Nationalism is back in the news. 2016 was a hinge moment. Brexit in the United Kingdom, combined with the Trump and Sanders insurgencies in the United States, focused attention on populism and evolving notions of national identity.
What does nationalism mean in our time? Is American nationalism a distinct variant? Is there a meaningful difference between patriotism and nationalism?
In this episode of the Serve to Lead Podcast, author Samuel Goldman discusses his timely and wide-ranging new book, After Nationalism: Being American in an Age of Division. Goldman sees three predominant, successive tendencies in American history: covenantal (referring to our Puritan heritage), crucible (post-Civil War), and creedal (post-World War II, Cold War). Going forward, Goldman concludes that forging a comprehensive national identity will be elusive in our nation of 330 million. As an alternative, he advocates creation of solidarity through local community action and activism—emerging from the bottom-up, rather than the top-down.
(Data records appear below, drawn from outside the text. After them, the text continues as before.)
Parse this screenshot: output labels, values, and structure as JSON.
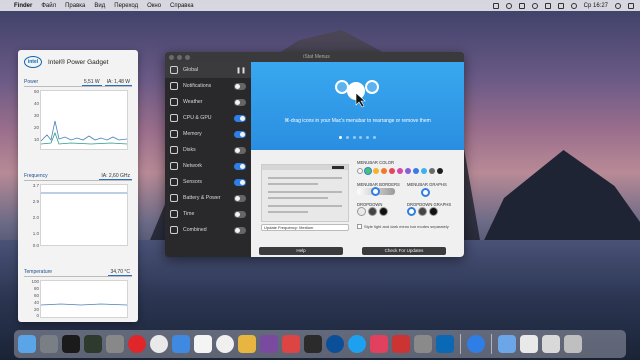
{
  "menubar": {
    "items": [
      "Finder",
      "Файл",
      "Правка",
      "Вид",
      "Переход",
      "Окно",
      "Справка"
    ],
    "clock": "Ср 16:27"
  },
  "power_gadget": {
    "title": "Intel® Power Gadget",
    "logo": "intel",
    "power": {
      "label": "Power",
      "value1": "5,51 W",
      "value2": "IA: 1,48 W",
      "ticks": [
        "50",
        "40",
        "30",
        "20",
        "10",
        "0"
      ]
    },
    "frequency": {
      "label": "Frequency",
      "value": "IA: 2,60 GHz",
      "ticks": [
        "3.7",
        "2.9",
        "2.0",
        "1.0",
        "0.0"
      ]
    },
    "temperature": {
      "label": "Temperature",
      "value": "34,70 °C",
      "ticks": [
        "100",
        "80",
        "60",
        "40",
        "20",
        "0"
      ]
    }
  },
  "istat": {
    "title": "iStat Menus",
    "sidebar": [
      {
        "label": "Global",
        "icon": "gear-icon",
        "state": "pause"
      },
      {
        "label": "Notifications",
        "icon": "bell-icon",
        "state": "off"
      },
      {
        "label": "Weather",
        "icon": "cloud-icon",
        "state": "off"
      },
      {
        "label": "CPU & GPU",
        "icon": "cpu-icon",
        "state": "on"
      },
      {
        "label": "Memory",
        "icon": "memory-icon",
        "state": "on"
      },
      {
        "label": "Disks",
        "icon": "disk-icon",
        "state": "off"
      },
      {
        "label": "Network",
        "icon": "network-icon",
        "state": "on"
      },
      {
        "label": "Sensors",
        "icon": "sensor-icon",
        "state": "on"
      },
      {
        "label": "Battery & Power",
        "icon": "battery-icon",
        "state": "off"
      },
      {
        "label": "Time",
        "icon": "clock-icon",
        "state": "off"
      },
      {
        "label": "Combined",
        "icon": "combined-icon",
        "state": "off"
      }
    ],
    "hero_text": "⌘-drag icons in your Mac's menubar to rearrange or remove them",
    "menubar_color_label": "MENUBAR COLOR",
    "menubar_borders_label": "MENUBAR BORDERS",
    "menubar_graphs_label": "MENUBAR GRAPHS",
    "dropdown_label": "DROPDOWN",
    "dropdown_graphs_label": "DROPDOWN GRAPHS",
    "update_frequency": "Update Frequency: Medium",
    "style_checkbox": "Style light and dark menu bar modes separately",
    "help_button": "Help",
    "updates_button": "Check For Updates",
    "swatch_colors": [
      "#f5f5f5",
      "#4ac36a",
      "#f7b32b",
      "#f07a2a",
      "#e4475a",
      "#d24aa5",
      "#8a5cd6",
      "#3a7be3",
      "#3bb2ef",
      "#6b6b6b",
      "#1e1e1e"
    ]
  },
  "dock_apps": [
    "finder-icon",
    "launchpad-icon",
    "terminal-icon",
    "activity-monitor-icon",
    "utility-icon",
    "opera-icon",
    "chrome-icon",
    "mail-icon",
    "calendar-icon",
    "itunes-icon",
    "photos-icon",
    "rar-icon",
    "gallery-icon",
    "movies-icon",
    "imo-icon",
    "skype-icon",
    "itunes-store-icon",
    "flag-icon",
    "settings-icon",
    "intel-icon",
    "istat-icon",
    "folder-icon",
    "folder-icon-2",
    "folder-icon-3",
    "trash-icon"
  ]
}
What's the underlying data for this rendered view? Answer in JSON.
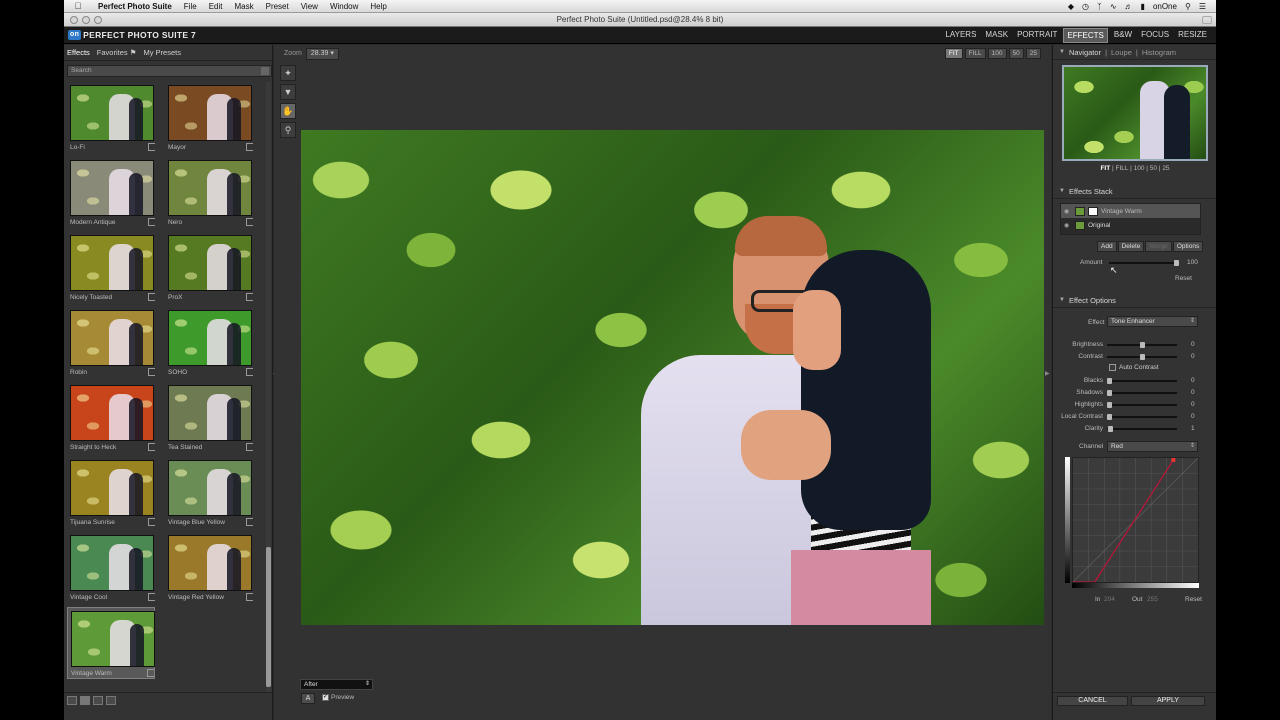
{
  "menubar": {
    "app": "Perfect Photo Suite",
    "items": [
      "File",
      "Edit",
      "Mask",
      "Preset",
      "View",
      "Window",
      "Help"
    ],
    "status_user": "onOne"
  },
  "window": {
    "title": "Perfect Photo Suite (Untitled.psd@28.4% 8 bit)"
  },
  "header": {
    "logo_mark": "on",
    "logo_text": "PERFECT PHOTO SUITE 7",
    "modules": [
      "LAYERS",
      "MASK",
      "PORTRAIT",
      "EFFECTS",
      "B&W",
      "FOCUS",
      "RESIZE"
    ],
    "active_module": "EFFECTS"
  },
  "left_panel": {
    "tabs": [
      "Effects",
      "Favorites",
      "My Presets"
    ],
    "search_placeholder": "Search",
    "presets": [
      {
        "name": "Lo-Fi",
        "tint": "#4f8a2f"
      },
      {
        "name": "Mayor",
        "tint": "#7a4a22"
      },
      {
        "name": "Modern Antique",
        "tint": "#8a8a78"
      },
      {
        "name": "Nero",
        "tint": "#70863f"
      },
      {
        "name": "Nicely Toasted",
        "tint": "#8a8a22"
      },
      {
        "name": "ProX",
        "tint": "#557a22"
      },
      {
        "name": "Robin",
        "tint": "#a68a35"
      },
      {
        "name": "SOHO",
        "tint": "#3e9a2a"
      },
      {
        "name": "Straight to Heck",
        "tint": "#c8451c"
      },
      {
        "name": "Tea Stained",
        "tint": "#6e7a52"
      },
      {
        "name": "Tijuana Sunrise",
        "tint": "#9a8422"
      },
      {
        "name": "Vintage Blue Yellow",
        "tint": "#6a8c55"
      },
      {
        "name": "Vintage Cool",
        "tint": "#4a8a52"
      },
      {
        "name": "Vintage Red Yellow",
        "tint": "#9a7a2a"
      },
      {
        "name": "Vintage Warm",
        "tint": "#5f9a38"
      }
    ],
    "selected_preset": "Vintage Warm"
  },
  "center": {
    "zoom_label": "Zoom",
    "zoom_value": "28.39",
    "fit_buttons": [
      "FIT",
      "FILL",
      "100",
      "50",
      "25"
    ],
    "view_mode": "After",
    "a_button": "A",
    "preview_label": "Preview",
    "preview_checked": true
  },
  "right_panel": {
    "navigator": {
      "tabs": [
        "Navigator",
        "Loupe",
        "Histogram"
      ],
      "zoom_options": [
        "FIT",
        "FILL",
        "100",
        "50",
        "25"
      ]
    },
    "effects_stack": {
      "title": "Effects Stack",
      "layers": [
        {
          "name": "Vintage Warm",
          "selected": true
        },
        {
          "name": "Original",
          "selected": false
        }
      ],
      "buttons": [
        "Add",
        "Delete",
        "Merge",
        "Options"
      ],
      "amount_label": "Amount",
      "amount_value": "100",
      "amount_fraction": 1.0,
      "reset_label": "Reset"
    },
    "effect_options": {
      "title": "Effect Options",
      "effect_label": "Effect",
      "effect_value": "Tone Enhancer",
      "sliders_top": [
        {
          "label": "Brightness",
          "value": "0",
          "pos": 0.5
        },
        {
          "label": "Contrast",
          "value": "0",
          "pos": 0.5
        }
      ],
      "auto_contrast_label": "Auto Contrast",
      "sliders_bottom": [
        {
          "label": "Blacks",
          "value": "0",
          "pos": 0.0
        },
        {
          "label": "Shadows",
          "value": "0",
          "pos": 0.0
        },
        {
          "label": "Highlights",
          "value": "0",
          "pos": 0.0
        },
        {
          "label": "Local Contrast",
          "value": "0",
          "pos": 0.0
        },
        {
          "label": "Clarity",
          "value": "1",
          "pos": 0.01
        }
      ],
      "channel_label": "Channel",
      "channel_value": "Red",
      "in_label": "In",
      "in_value": "204",
      "out_label": "Out",
      "out_value": "255",
      "curve_reset": "Reset"
    },
    "cancel_label": "CANCEL",
    "apply_label": "APPLY"
  }
}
Samuel Goldman is executive director of the John L. Loeb, Jr. Institute for Religious Freedom and director of the Politics & Values Program. His first book, God’s Country: Christian Zionism in America was published by the University of Pennsylvania Press in 2018. In addition to his academic research, Goldman is literary editor of Modern Age: A Conservative Quarterly and a contributing editor at The American Conservative. His writing has appeared in The New York Times, The Wall Street Journal, and many other publications.
Image: George Washington University